(Page and application data records)
+===+
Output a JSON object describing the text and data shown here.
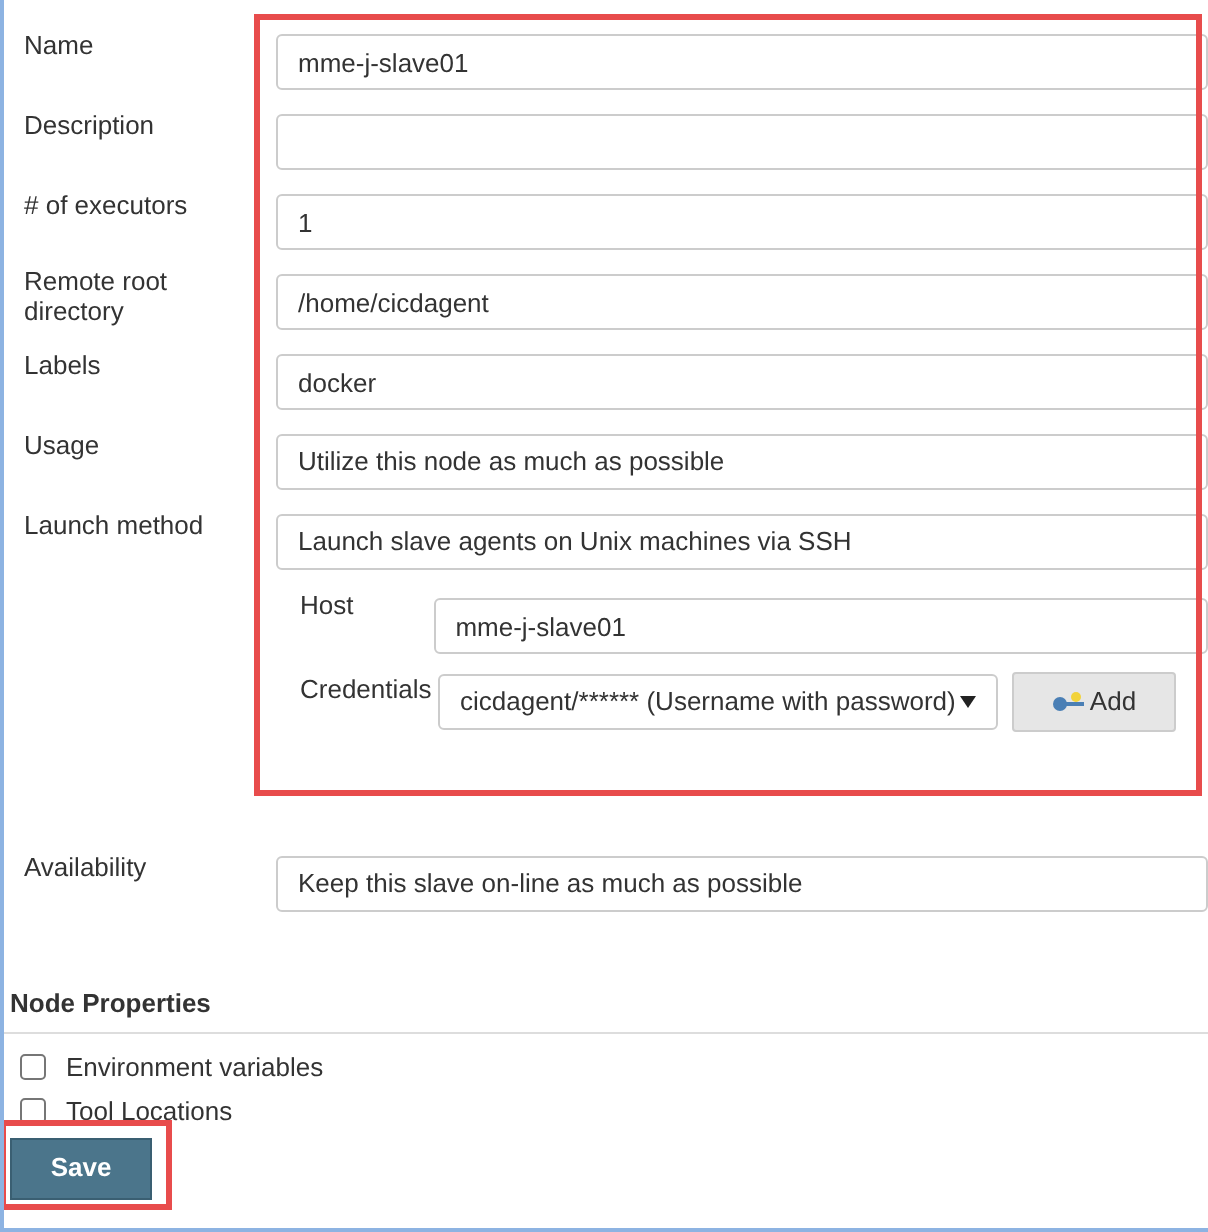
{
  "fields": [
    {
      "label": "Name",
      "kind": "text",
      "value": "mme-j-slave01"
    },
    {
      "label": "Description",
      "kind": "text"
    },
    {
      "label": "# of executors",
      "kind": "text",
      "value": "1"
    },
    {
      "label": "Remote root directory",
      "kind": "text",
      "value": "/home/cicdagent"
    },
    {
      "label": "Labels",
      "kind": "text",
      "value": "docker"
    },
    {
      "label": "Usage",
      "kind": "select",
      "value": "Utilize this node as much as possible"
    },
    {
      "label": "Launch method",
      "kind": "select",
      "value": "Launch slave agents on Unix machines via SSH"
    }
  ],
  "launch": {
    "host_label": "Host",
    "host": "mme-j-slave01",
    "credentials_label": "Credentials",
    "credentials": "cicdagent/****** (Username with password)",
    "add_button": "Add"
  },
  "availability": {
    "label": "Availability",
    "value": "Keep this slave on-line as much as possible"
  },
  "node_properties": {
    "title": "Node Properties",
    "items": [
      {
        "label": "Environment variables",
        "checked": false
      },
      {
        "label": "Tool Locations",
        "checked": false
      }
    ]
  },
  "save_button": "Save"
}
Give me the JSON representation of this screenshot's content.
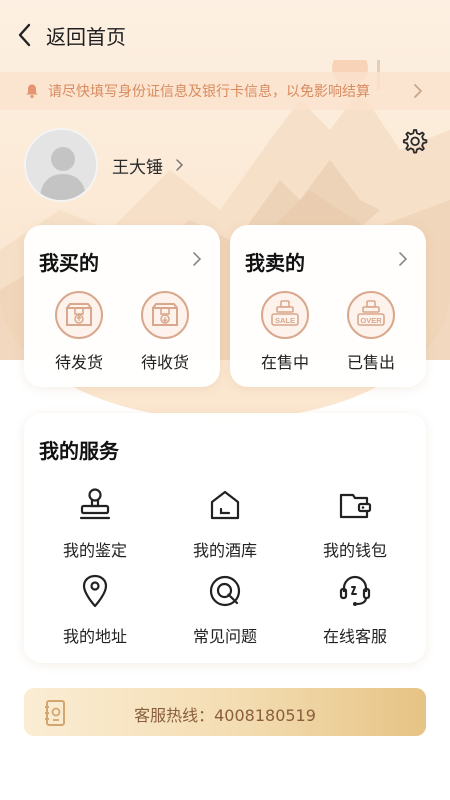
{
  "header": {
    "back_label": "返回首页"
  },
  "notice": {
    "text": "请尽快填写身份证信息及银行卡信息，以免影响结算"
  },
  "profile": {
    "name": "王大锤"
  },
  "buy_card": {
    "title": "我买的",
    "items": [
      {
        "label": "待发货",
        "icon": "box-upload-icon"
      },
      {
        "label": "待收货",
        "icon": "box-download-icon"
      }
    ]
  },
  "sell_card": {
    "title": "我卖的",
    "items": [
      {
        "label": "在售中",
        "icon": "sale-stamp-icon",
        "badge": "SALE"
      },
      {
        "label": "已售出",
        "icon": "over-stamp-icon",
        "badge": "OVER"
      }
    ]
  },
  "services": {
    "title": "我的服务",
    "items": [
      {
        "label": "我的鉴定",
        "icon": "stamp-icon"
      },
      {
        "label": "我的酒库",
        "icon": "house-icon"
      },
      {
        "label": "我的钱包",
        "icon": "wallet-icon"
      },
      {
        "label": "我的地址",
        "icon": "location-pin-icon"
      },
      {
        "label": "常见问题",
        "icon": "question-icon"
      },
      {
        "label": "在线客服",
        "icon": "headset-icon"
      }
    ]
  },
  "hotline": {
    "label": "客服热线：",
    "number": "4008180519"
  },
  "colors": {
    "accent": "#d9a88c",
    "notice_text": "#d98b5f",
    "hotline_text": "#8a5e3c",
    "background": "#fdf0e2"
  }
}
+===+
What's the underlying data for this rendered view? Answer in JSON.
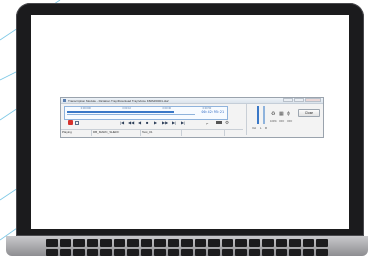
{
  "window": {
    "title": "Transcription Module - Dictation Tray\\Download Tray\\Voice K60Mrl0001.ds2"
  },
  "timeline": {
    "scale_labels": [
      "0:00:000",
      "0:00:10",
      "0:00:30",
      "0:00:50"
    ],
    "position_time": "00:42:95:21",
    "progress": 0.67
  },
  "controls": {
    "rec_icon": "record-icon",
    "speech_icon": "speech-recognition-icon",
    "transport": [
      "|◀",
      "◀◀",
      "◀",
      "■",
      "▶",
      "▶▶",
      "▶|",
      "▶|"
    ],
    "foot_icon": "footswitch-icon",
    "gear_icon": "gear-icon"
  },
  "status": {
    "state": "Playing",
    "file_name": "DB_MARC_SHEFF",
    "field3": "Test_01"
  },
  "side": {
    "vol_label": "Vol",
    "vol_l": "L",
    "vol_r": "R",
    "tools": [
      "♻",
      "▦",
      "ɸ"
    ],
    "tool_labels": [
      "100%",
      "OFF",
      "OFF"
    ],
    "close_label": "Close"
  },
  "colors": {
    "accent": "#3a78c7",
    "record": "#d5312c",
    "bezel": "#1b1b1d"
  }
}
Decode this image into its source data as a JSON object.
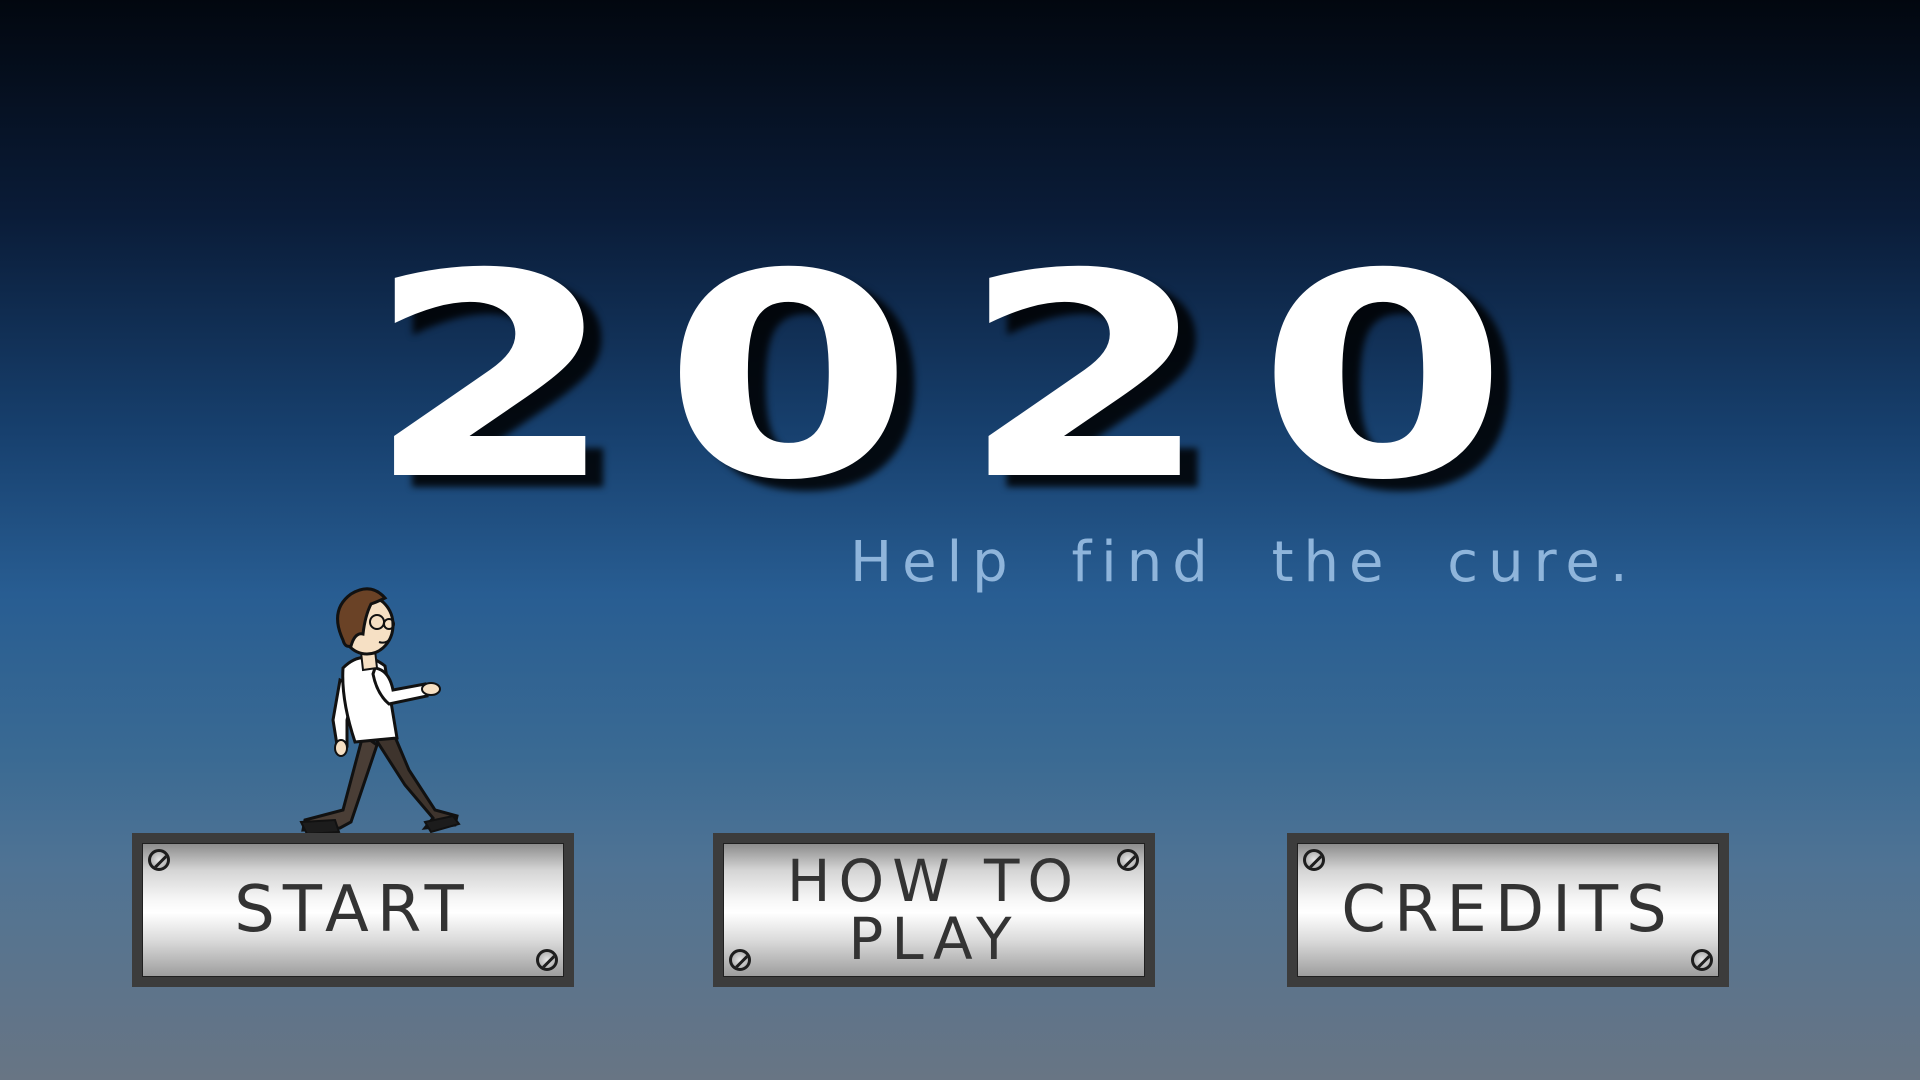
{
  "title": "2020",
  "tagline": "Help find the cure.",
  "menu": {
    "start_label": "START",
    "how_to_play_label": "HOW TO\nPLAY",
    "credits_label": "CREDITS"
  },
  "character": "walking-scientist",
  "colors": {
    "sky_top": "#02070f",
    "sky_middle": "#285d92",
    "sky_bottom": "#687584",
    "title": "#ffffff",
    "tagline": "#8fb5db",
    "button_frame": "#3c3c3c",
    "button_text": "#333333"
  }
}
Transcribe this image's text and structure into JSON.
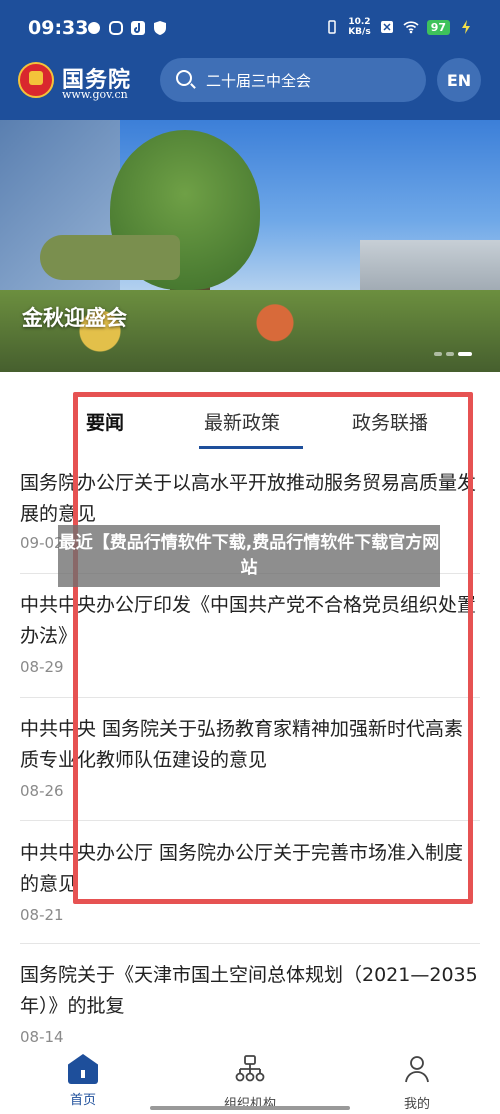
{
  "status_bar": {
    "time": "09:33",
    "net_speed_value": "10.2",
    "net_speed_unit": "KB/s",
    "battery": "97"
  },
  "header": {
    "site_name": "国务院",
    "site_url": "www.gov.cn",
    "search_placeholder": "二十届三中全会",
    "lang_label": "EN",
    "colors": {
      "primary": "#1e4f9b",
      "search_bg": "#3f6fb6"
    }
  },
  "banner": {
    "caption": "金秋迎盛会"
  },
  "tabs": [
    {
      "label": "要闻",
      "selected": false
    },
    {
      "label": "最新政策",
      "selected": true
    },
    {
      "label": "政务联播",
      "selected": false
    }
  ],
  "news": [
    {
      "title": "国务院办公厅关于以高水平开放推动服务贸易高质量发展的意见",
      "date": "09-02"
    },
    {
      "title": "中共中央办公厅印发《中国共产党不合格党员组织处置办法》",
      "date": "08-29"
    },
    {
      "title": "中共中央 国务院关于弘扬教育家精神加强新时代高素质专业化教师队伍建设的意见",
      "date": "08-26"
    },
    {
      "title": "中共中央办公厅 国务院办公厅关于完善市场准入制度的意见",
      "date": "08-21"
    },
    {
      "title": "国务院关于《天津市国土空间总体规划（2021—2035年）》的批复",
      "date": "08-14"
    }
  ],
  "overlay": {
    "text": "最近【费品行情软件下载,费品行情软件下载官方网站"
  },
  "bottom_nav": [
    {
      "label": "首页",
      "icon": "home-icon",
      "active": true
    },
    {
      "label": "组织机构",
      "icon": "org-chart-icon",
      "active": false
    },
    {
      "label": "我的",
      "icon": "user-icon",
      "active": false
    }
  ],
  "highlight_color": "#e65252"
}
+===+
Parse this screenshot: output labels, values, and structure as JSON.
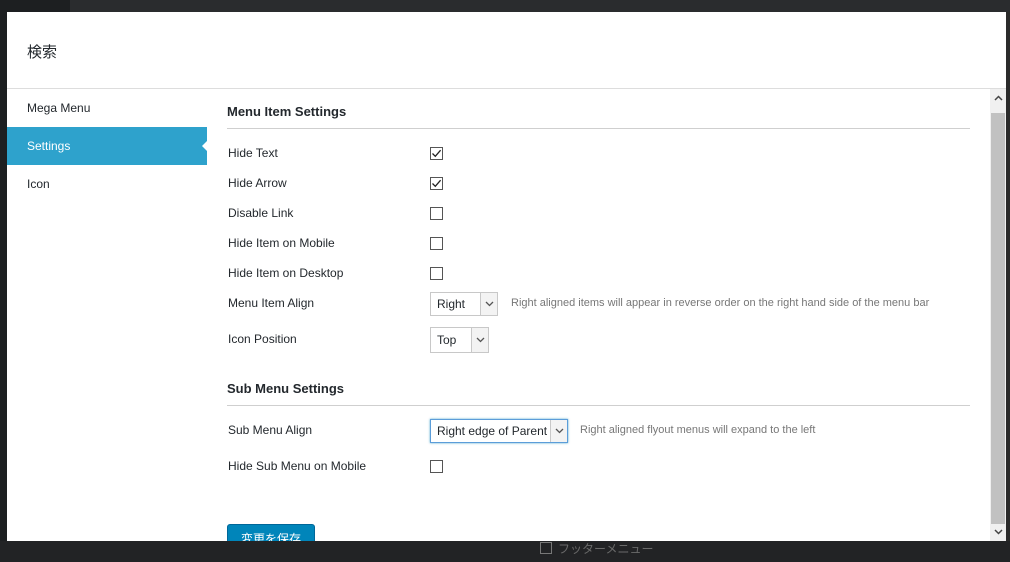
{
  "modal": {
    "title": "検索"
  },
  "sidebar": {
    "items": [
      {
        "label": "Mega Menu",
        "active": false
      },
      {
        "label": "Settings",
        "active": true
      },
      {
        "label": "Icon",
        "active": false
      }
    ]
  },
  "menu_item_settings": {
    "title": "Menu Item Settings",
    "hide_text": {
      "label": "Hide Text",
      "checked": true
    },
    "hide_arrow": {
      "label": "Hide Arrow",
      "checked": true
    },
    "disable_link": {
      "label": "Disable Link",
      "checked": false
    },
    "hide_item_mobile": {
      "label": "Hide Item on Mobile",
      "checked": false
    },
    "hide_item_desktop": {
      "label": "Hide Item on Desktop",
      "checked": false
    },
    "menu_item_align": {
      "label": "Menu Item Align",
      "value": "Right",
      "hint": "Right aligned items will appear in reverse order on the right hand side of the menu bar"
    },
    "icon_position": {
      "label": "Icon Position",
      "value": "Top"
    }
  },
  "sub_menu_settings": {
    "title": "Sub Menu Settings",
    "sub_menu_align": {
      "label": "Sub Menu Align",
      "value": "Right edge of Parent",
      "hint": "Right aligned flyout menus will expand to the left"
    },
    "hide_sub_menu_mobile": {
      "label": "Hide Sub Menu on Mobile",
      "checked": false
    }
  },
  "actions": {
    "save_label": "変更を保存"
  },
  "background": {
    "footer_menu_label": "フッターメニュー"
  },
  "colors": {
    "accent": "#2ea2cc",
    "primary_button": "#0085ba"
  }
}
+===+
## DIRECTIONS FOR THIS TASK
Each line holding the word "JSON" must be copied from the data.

## ANSWER SECTION
Output a JSON object describing the text and data shown here.
Give me the JSON representation of this screenshot's content.
What's the underlying data for this rendered view? Answer in JSON.
Decode this image into its source data as a JSON object.
Transcribe this image's text and structure into JSON.
Parse this screenshot: output labels, values, and structure as JSON.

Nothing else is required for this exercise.